◆ Problem statement: Pictures stay out, but every line of the data is copied exactly.

Dataset items
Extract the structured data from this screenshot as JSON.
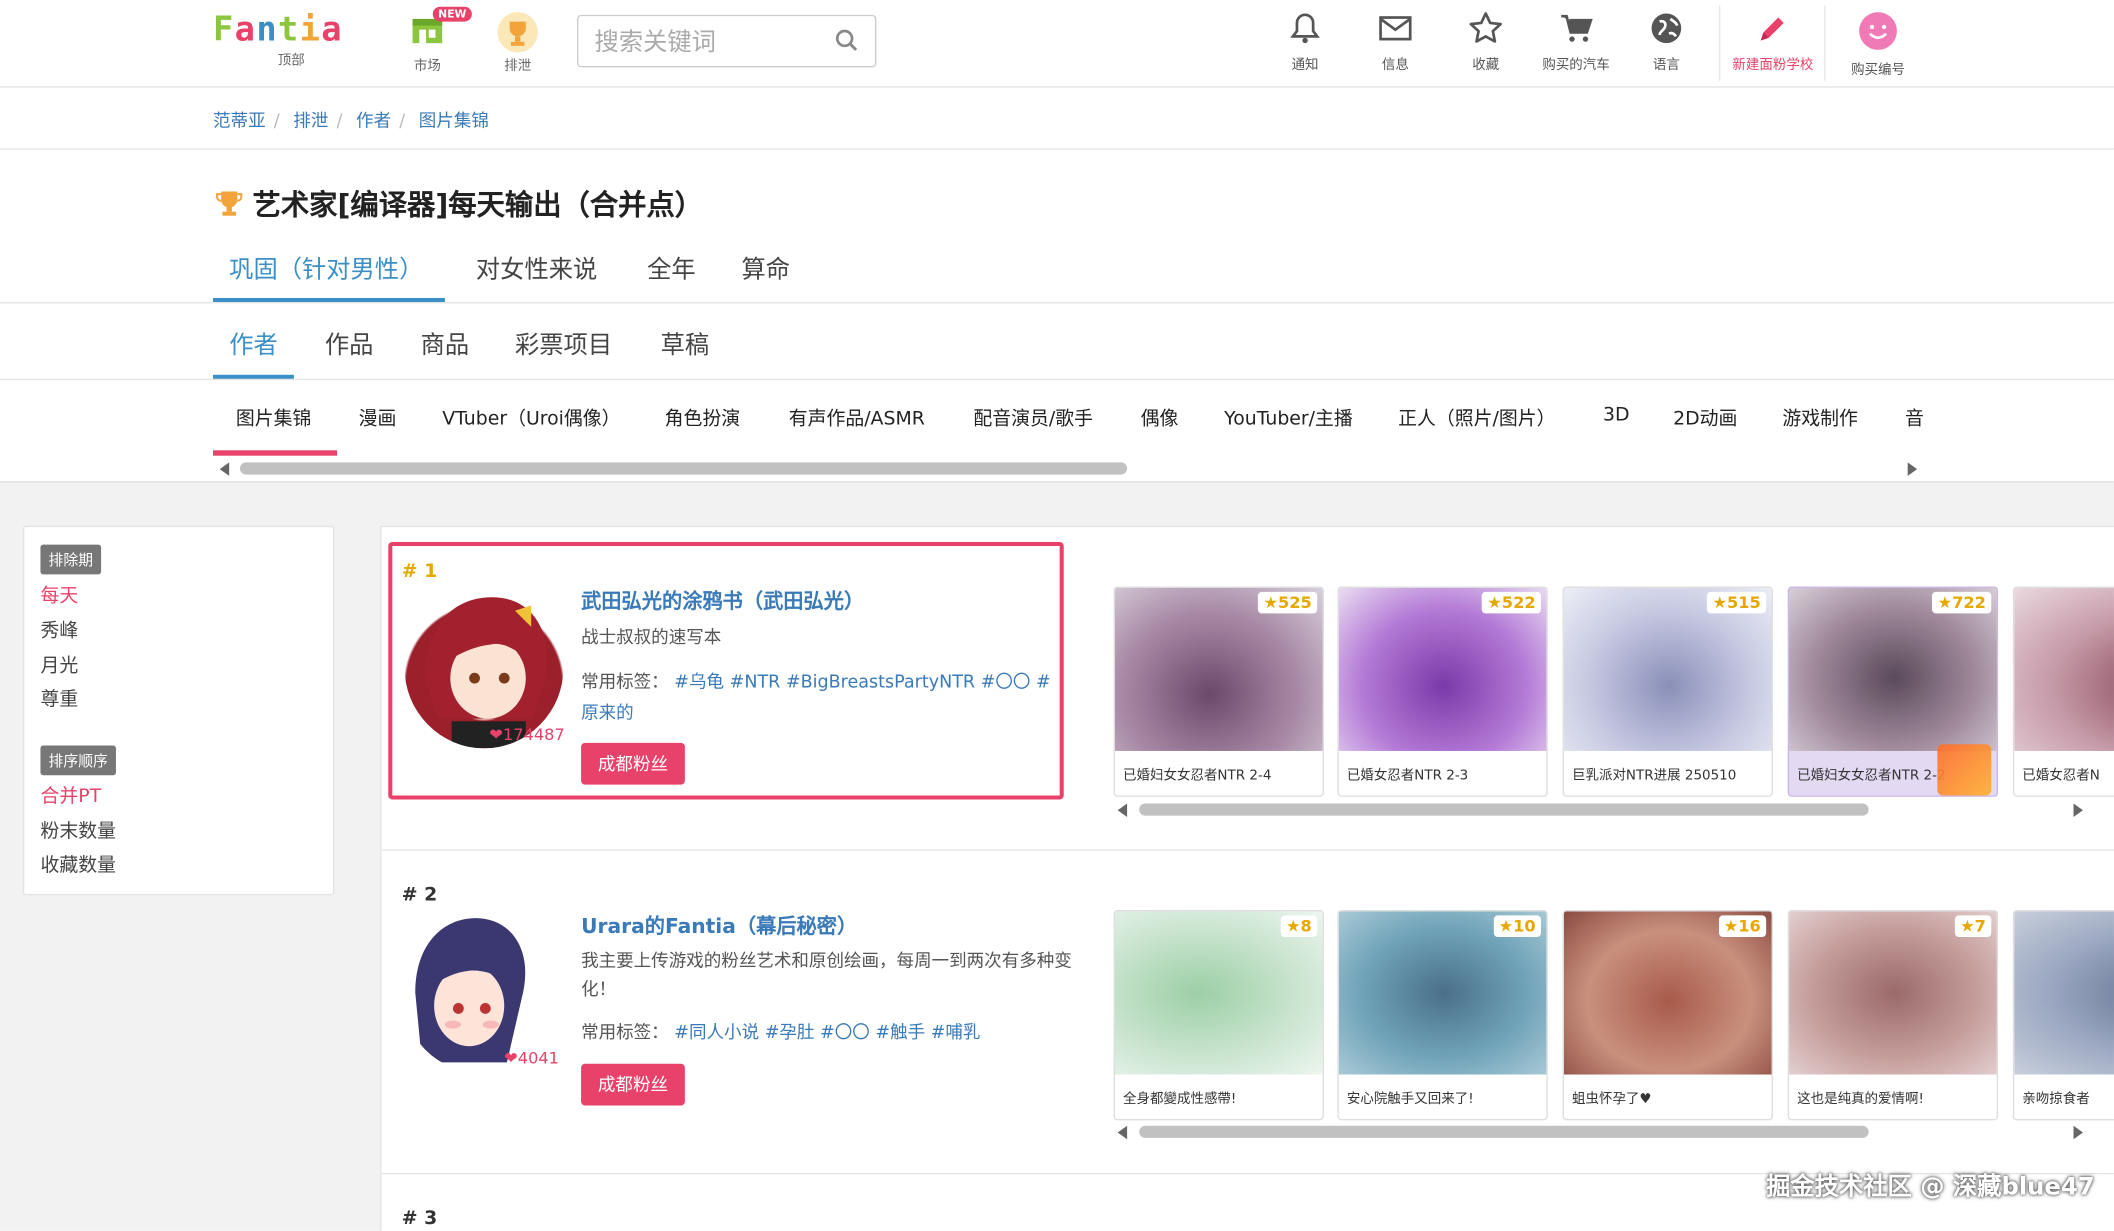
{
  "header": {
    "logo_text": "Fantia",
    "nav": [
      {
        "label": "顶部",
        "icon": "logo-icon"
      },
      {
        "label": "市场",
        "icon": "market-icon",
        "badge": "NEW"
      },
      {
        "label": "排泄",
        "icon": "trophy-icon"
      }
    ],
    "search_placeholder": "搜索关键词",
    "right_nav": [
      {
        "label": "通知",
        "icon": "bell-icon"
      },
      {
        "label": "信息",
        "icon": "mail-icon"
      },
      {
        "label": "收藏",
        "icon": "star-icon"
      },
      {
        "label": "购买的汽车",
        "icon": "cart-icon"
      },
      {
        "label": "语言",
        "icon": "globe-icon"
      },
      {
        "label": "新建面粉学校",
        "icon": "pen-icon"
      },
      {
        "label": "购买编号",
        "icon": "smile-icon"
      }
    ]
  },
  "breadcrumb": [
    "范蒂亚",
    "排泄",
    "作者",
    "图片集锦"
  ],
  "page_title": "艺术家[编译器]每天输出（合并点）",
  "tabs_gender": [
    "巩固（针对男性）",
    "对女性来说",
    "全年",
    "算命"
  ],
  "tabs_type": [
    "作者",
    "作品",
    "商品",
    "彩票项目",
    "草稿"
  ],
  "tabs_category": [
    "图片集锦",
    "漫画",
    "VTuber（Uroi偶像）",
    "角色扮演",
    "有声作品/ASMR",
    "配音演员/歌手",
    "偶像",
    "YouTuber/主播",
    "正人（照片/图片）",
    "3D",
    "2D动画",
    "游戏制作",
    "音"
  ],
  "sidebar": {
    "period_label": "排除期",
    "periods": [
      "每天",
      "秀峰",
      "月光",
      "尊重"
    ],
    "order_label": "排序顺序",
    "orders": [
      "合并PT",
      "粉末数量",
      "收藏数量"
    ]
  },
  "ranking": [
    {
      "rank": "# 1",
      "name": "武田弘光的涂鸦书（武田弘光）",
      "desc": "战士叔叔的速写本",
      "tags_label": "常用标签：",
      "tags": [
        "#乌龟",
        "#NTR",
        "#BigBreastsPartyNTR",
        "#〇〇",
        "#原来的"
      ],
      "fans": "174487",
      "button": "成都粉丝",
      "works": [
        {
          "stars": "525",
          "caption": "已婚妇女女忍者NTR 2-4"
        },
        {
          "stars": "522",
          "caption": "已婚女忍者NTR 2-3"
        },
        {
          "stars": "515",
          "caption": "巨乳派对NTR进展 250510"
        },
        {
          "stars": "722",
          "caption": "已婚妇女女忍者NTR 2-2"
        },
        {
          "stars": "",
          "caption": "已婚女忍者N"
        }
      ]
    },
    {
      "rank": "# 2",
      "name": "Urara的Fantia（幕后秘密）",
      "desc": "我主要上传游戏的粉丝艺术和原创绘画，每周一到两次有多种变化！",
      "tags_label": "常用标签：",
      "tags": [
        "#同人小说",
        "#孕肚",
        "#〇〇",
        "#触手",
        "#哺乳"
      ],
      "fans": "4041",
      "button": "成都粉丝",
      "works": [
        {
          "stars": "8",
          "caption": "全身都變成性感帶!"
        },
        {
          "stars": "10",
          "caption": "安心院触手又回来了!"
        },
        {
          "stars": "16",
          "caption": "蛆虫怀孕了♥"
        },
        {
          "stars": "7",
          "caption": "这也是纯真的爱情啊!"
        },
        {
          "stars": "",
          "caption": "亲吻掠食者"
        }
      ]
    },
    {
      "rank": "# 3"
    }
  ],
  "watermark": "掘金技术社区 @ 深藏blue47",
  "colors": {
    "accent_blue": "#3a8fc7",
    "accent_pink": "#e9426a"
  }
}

◆ Answer for this exercise:
Extract the structured data from this screenshot as JSON.
{
  "header": {
    "logo_text": "Fantia",
    "nav": [
      {
        "label": "顶部",
        "icon": "logo-icon"
      },
      {
        "label": "市场",
        "icon": "market-icon",
        "badge": "NEW"
      },
      {
        "label": "排泄",
        "icon": "trophy-icon"
      }
    ],
    "search_placeholder": "搜索关键词",
    "right_nav": [
      {
        "label": "通知",
        "icon": "bell-icon"
      },
      {
        "label": "信息",
        "icon": "mail-icon"
      },
      {
        "label": "收藏",
        "icon": "star-icon"
      },
      {
        "label": "购买的汽车",
        "icon": "cart-icon"
      },
      {
        "label": "语言",
        "icon": "globe-icon"
      },
      {
        "label": "新建面粉学校",
        "icon": "pen-icon"
      },
      {
        "label": "购买编号",
        "icon": "smile-icon"
      }
    ]
  },
  "breadcrumb": [
    "范蒂亚",
    "排泄",
    "作者",
    "图片集锦"
  ],
  "page_title": "艺术家[编译器]每天输出（合并点）",
  "tabs_gender": [
    "巩固（针对男性）",
    "对女性来说",
    "全年",
    "算命"
  ],
  "tabs_type": [
    "作者",
    "作品",
    "商品",
    "彩票项目",
    "草稿"
  ],
  "tabs_category": [
    "图片集锦",
    "漫画",
    "VTuber（Uroi偶像）",
    "角色扮演",
    "有声作品/ASMR",
    "配音演员/歌手",
    "偶像",
    "YouTuber/主播",
    "正人（照片/图片）",
    "3D",
    "2D动画",
    "游戏制作",
    "音"
  ],
  "sidebar": {
    "period_label": "排除期",
    "periods": [
      "每天",
      "秀峰",
      "月光",
      "尊重"
    ],
    "order_label": "排序顺序",
    "orders": [
      "合并PT",
      "粉末数量",
      "收藏数量"
    ]
  },
  "ranking": [
    {
      "rank": "# 1",
      "name": "武田弘光的涂鸦书（武田弘光）",
      "desc": "战士叔叔的速写本",
      "tags_label": "常用标签：",
      "tags": [
        "#乌龟",
        "#NTR",
        "#BigBreastsPartyNTR",
        "#〇〇",
        "#原来的"
      ],
      "fans": "174487",
      "button": "成都粉丝",
      "works": [
        {
          "stars": "525",
          "caption": "已婚妇女女忍者NTR 2-4"
        },
        {
          "stars": "522",
          "caption": "已婚女忍者NTR 2-3"
        },
        {
          "stars": "515",
          "caption": "巨乳派对NTR进展 250510"
        },
        {
          "stars": "722",
          "caption": "已婚妇女女忍者NTR 2-2"
        },
        {
          "stars": "",
          "caption": "已婚女忍者N"
        }
      ]
    },
    {
      "rank": "# 2",
      "name": "Urara的Fantia（幕后秘密）",
      "desc": "我主要上传游戏的粉丝艺术和原创绘画，每周一到两次有多种变化！",
      "tags_label": "常用标签：",
      "tags": [
        "#同人小说",
        "#孕肚",
        "#〇〇",
        "#触手",
        "#哺乳"
      ],
      "fans": "4041",
      "button": "成都粉丝",
      "works": [
        {
          "stars": "8",
          "caption": "全身都變成性感帶!"
        },
        {
          "stars": "10",
          "caption": "安心院触手又回来了!"
        },
        {
          "stars": "16",
          "caption": "蛆虫怀孕了♥"
        },
        {
          "stars": "7",
          "caption": "这也是纯真的爱情啊!"
        },
        {
          "stars": "",
          "caption": "亲吻掠食者"
        }
      ]
    },
    {
      "rank": "# 3"
    }
  ],
  "watermark": "掘金技术社区 @ 深藏blue47",
  "colors": {
    "accent_blue": "#3a8fc7",
    "accent_pink": "#e9426a"
  }
}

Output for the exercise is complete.